## What to produce
Search the records that follow and extract every line containing the string "JSON".

[Items from an interface collection]

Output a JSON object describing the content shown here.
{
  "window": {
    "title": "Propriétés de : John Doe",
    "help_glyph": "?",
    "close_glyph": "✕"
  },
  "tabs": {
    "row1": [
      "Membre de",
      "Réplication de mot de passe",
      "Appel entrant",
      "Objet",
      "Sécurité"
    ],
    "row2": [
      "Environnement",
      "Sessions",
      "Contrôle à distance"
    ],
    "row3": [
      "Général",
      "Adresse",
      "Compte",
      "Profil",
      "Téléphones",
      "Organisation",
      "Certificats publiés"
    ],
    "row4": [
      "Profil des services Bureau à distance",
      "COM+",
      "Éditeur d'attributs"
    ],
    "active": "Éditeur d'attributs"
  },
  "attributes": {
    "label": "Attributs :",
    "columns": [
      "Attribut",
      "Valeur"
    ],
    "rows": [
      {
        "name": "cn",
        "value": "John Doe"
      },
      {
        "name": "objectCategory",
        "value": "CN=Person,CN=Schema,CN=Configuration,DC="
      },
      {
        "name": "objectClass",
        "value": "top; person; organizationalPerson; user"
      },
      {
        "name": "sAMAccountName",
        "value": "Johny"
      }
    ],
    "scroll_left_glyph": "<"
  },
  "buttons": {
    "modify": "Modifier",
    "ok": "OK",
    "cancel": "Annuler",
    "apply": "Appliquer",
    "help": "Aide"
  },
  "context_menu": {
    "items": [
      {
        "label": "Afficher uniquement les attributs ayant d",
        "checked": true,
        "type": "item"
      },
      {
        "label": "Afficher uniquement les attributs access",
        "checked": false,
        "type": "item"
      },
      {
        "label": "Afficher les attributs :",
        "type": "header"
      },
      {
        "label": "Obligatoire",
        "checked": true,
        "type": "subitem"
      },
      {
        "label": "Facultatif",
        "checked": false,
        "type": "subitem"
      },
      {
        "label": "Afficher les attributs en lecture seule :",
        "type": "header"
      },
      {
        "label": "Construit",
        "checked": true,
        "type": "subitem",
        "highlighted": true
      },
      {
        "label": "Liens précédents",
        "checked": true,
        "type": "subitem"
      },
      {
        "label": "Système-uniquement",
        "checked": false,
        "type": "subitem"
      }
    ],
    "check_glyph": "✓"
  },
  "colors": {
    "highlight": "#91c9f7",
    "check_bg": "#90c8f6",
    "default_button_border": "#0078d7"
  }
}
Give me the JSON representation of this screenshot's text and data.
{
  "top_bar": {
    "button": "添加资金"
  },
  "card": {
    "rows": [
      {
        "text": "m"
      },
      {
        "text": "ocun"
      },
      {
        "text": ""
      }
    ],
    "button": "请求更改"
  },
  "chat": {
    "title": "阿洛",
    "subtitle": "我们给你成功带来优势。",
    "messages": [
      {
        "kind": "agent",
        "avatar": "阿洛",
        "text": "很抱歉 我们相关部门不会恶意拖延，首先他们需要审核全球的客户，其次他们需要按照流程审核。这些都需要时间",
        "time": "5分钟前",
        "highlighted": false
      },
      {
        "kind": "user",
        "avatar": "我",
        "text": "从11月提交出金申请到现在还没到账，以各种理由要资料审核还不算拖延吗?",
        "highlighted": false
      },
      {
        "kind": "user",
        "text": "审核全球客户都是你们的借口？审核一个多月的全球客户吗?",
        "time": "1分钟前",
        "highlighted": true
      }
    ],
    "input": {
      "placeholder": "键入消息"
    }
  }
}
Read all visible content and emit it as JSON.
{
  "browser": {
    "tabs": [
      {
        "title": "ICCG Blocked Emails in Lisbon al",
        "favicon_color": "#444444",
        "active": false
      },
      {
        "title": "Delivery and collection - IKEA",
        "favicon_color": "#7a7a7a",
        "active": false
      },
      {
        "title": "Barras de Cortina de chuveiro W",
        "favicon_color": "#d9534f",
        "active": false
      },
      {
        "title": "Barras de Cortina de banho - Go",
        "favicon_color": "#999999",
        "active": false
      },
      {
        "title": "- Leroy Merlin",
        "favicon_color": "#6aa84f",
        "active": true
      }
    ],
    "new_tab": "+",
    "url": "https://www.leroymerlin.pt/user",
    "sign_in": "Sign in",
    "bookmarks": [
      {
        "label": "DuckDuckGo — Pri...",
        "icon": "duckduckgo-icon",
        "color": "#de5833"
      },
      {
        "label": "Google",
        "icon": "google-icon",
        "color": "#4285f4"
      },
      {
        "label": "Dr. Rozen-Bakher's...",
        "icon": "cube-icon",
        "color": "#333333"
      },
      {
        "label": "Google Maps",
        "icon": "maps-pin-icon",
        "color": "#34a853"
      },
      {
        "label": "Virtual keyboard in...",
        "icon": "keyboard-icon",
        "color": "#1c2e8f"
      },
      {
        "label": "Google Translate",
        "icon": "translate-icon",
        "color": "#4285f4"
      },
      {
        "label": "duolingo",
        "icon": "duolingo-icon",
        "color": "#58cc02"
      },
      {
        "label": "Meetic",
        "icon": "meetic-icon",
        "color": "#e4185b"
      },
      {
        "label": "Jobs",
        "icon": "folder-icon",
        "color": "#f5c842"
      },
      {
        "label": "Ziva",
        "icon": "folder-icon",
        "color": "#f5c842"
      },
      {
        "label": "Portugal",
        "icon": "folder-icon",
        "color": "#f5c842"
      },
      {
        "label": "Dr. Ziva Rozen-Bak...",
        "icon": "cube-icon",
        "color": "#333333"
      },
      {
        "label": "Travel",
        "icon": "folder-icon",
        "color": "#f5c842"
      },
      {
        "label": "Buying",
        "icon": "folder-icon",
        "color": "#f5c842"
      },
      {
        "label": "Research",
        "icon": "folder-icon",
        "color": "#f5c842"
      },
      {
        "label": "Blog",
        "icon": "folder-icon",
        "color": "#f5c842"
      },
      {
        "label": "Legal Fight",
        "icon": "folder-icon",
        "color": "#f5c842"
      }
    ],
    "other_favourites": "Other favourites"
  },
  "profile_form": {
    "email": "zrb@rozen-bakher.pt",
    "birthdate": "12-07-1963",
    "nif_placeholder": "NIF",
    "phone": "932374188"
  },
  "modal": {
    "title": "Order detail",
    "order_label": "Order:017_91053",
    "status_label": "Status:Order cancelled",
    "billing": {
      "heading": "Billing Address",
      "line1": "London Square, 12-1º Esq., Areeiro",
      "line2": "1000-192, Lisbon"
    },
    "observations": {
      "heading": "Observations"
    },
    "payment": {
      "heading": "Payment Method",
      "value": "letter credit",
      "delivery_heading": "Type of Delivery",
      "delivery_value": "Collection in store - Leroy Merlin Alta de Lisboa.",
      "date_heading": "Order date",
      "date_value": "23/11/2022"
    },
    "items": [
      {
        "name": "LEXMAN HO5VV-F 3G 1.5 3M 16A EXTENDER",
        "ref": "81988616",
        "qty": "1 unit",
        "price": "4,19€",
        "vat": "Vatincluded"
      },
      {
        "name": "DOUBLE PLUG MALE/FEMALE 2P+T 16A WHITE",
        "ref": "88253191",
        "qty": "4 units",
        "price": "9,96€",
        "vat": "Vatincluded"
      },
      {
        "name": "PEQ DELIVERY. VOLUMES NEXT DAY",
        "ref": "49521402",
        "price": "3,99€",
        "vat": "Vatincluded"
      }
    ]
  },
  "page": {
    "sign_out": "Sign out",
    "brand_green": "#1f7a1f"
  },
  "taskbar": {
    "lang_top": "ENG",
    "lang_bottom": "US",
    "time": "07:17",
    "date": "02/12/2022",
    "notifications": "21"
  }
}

## Task response
Output a JSON object describing the content shown here.
Give me the JSON representation of this screenshot's text and data.
Read all visible content and emit it as JSON.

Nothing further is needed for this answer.